• [INSTRUCTIONS TO FOLLOW] Read through the material below and copy each line in which the word "icon" occurs.

• [DATA EXCERPTS]
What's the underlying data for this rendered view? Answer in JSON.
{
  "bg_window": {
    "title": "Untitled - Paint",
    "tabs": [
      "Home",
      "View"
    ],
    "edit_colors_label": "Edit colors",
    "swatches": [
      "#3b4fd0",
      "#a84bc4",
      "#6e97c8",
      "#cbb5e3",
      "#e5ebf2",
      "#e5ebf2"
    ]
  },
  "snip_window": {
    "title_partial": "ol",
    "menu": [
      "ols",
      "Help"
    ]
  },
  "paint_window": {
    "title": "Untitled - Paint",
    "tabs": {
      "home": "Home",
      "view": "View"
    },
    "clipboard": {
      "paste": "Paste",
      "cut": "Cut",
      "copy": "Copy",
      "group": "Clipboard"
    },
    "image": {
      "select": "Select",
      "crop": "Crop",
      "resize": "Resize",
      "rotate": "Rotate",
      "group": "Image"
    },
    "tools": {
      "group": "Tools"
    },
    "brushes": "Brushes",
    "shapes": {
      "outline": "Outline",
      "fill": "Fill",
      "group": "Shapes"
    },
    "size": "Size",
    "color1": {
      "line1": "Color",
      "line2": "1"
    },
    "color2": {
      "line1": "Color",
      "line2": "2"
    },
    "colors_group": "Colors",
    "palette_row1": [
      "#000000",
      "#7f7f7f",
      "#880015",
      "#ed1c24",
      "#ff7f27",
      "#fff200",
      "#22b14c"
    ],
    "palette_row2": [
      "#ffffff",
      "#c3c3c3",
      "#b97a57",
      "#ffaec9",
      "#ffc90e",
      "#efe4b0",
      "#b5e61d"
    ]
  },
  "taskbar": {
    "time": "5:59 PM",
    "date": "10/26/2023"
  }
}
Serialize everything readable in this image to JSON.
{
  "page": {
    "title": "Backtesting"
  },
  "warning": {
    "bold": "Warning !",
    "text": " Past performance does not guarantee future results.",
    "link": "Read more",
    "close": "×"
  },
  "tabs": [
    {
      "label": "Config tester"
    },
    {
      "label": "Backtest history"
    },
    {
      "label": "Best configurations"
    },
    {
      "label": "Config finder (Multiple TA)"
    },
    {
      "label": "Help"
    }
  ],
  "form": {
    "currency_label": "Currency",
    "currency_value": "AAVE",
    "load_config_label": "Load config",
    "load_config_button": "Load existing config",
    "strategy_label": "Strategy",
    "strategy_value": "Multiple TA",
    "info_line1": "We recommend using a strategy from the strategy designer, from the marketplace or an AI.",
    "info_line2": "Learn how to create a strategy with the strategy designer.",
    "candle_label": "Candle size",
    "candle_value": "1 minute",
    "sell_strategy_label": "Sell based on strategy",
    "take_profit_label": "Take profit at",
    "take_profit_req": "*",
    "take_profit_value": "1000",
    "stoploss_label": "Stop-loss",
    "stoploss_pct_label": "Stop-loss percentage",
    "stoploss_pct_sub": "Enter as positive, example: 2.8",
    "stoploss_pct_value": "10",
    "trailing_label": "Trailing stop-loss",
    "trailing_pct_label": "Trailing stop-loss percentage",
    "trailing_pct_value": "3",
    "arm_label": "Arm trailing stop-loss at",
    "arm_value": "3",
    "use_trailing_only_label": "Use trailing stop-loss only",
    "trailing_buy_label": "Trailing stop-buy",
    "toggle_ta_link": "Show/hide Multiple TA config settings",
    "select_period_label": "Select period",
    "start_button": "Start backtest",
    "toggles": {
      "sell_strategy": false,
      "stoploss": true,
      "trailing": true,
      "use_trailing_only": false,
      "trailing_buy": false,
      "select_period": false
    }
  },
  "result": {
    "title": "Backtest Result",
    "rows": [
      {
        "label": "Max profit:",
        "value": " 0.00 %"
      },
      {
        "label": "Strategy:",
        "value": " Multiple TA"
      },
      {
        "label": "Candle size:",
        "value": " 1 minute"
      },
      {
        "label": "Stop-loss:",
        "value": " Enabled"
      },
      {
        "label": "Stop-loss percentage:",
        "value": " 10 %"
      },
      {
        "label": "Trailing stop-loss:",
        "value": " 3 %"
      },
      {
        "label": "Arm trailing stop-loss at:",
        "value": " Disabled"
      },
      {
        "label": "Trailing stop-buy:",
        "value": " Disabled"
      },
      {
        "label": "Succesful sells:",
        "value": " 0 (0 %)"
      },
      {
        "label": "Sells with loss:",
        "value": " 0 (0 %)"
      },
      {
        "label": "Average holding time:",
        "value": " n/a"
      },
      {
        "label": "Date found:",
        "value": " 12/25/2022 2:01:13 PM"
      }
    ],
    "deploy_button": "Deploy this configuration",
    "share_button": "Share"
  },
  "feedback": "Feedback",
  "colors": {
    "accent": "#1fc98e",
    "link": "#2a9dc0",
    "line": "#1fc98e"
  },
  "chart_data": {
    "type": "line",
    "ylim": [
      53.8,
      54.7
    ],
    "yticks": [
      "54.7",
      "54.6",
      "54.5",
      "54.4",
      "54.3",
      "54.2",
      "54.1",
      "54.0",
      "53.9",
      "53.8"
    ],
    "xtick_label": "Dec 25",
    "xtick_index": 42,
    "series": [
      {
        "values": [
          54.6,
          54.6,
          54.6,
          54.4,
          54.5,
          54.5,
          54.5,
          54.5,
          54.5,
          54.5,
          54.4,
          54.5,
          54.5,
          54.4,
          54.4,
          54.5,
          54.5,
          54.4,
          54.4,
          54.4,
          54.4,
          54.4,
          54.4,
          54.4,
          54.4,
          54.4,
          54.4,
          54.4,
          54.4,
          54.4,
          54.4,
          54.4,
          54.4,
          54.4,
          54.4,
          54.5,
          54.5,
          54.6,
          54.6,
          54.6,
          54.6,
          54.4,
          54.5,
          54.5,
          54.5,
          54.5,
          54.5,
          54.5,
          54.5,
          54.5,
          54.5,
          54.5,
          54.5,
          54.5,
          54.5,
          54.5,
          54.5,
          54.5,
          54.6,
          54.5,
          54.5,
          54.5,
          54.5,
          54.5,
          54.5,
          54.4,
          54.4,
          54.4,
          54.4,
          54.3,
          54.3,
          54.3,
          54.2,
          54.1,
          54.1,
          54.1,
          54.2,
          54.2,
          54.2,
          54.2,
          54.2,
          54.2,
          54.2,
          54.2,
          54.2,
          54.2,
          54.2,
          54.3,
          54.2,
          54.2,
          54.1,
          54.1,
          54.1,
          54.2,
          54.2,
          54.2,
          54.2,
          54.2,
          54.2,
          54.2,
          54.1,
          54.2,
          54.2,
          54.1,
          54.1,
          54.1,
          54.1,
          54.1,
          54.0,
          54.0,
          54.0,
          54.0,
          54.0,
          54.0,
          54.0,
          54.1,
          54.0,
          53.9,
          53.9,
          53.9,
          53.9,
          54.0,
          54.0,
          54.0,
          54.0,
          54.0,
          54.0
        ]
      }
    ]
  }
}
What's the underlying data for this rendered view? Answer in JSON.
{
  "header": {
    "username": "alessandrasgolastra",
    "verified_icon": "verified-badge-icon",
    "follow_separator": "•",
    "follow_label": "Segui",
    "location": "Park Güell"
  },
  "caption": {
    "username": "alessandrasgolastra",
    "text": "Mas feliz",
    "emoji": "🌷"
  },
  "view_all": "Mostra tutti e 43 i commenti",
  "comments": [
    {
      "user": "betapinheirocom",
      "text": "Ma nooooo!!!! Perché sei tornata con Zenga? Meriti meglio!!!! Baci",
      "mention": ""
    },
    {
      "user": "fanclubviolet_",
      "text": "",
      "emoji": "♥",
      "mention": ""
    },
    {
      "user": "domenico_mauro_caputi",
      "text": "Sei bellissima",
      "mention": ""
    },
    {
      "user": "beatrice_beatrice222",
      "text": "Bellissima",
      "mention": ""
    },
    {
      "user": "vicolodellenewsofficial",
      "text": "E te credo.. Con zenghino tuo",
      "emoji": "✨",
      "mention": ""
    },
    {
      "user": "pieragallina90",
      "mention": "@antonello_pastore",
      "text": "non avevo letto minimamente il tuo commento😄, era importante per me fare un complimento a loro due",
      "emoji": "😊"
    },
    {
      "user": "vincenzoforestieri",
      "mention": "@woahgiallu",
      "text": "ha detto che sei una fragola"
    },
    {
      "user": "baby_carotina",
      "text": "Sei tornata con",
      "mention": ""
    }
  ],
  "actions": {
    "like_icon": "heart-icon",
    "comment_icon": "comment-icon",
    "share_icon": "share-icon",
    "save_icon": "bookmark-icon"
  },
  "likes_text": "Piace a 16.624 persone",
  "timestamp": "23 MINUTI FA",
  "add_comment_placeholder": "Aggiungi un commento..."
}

• [ANSWER BOX]
    "verified_icon": "verified-badge-icon",
    "like_icon": "heart-icon",
    "comment_icon": "comment-icon",
    "share_icon": "share-icon",
    "save_icon": "bookmark-icon"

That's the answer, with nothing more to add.